“That’s still important, but we’re learning it’s not the only thing we should be emphasizing or encouraging Canadians to do,” Gillen continued. “So it focuses on this idea that the whole day matters and so it’s about incorporating physical activity throughout the day as well as trying to mitigate sedentary behaviour.”
One of the suggestions is breaking up long periods of sitting with little bursts of exercise or even just standing for a little bit. This fits in well with Gillen’s research, which demonstrates that taking even a two-minute break every 30 minutes to do something as minor as walking around or doing squats next to your desk can help reduce our insulin levels.
Walking and doing squats as often as possible are also both key to the nutritious movement program, although the biomechanics are used to help people get the most benefit from every single movement, no matter how small it seems.
One concrete example of this comes from my phone interview with Robbins. She took my call while she was out walking, going up and down several hills, which is better for working the gluteal muscles than flat terrain. So it’s not just that she found a way to move while she was working, she also chose a type of exercise that’s good for preventing one of the most common problems people in her demographic experience: bone loss.
“Weight-bearing exercises doesn’t necessarily mean you have to hold weights or be wearing weights,” said Robbins. “It might just mean finding the place where your bones are experiencing more weight and that helps keep your bones from becoming brittle in some places. That’s the mechanical part of it.”
Robbins said the basic lower-body gait mechanics principles can be learned in a relatively short time. The upper body, she said, takes longer.
“You have to actually physically change the muscular physiology, which takes some time, but it can be done; it just requires adaptation,” Robbins said. “It’s really a long-term project, but that doesn’t necessarily mean that you’re married to me and my classes for a long time. I mean, you can learn this stuff in a couple of hours.
“I have a course online that starts at the floor and goes up to the hip,” she added. “And that’s all people need to get going.”
And get moving more — something that just about everyone agrees is just as important as a regular workout time and needs to be incorporated into every aspect of our routines. Although we’re slowly realizing the importance of movement, we’ve still got a ways to go, said Robbins.
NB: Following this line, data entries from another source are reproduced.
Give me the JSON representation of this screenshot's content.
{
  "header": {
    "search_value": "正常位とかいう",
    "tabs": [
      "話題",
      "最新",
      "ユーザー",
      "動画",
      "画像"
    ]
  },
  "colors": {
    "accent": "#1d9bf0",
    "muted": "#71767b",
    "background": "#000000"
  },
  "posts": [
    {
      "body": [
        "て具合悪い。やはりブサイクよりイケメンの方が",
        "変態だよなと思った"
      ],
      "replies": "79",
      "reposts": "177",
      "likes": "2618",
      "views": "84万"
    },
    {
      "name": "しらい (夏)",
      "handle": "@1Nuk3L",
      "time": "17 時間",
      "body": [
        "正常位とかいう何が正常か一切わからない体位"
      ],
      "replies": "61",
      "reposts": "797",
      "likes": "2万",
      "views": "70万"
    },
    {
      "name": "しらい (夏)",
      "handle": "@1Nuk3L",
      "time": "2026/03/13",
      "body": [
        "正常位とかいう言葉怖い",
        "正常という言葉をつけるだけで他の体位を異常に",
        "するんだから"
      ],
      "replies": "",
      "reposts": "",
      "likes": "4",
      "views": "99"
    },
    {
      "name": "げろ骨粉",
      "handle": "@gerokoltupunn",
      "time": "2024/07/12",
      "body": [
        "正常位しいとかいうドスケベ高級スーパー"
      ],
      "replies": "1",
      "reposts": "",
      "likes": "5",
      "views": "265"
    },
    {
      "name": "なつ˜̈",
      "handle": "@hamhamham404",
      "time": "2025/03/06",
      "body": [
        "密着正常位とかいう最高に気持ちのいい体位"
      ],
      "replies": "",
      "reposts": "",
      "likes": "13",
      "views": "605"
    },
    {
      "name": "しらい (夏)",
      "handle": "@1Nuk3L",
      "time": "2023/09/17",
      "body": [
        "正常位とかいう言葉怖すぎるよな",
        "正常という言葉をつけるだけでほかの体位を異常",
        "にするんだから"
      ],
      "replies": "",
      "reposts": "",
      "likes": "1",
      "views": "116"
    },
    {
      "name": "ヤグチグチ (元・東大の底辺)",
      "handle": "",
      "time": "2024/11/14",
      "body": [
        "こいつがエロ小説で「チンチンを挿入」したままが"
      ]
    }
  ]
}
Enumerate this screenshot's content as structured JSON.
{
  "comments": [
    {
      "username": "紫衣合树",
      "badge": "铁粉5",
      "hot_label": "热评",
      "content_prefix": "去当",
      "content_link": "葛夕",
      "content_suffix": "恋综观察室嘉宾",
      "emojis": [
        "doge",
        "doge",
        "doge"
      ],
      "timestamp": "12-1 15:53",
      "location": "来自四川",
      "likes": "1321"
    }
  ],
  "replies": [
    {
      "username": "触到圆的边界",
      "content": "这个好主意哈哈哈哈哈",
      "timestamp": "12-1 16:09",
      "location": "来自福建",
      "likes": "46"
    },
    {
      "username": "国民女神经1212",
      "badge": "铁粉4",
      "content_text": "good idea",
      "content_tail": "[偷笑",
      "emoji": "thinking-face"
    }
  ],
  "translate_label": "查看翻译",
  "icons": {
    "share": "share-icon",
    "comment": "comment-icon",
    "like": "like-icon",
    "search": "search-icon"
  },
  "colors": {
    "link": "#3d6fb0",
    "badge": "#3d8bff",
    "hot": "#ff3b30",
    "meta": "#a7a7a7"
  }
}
“Our culture really values exercise, but we don’t really value movement,” Robbins said. “A lot of people treat it as if it’s only valuable if you do it with a certain intensity.
“But if we can build these little moments of movement into our day overall it adds up to a lot more physical health.”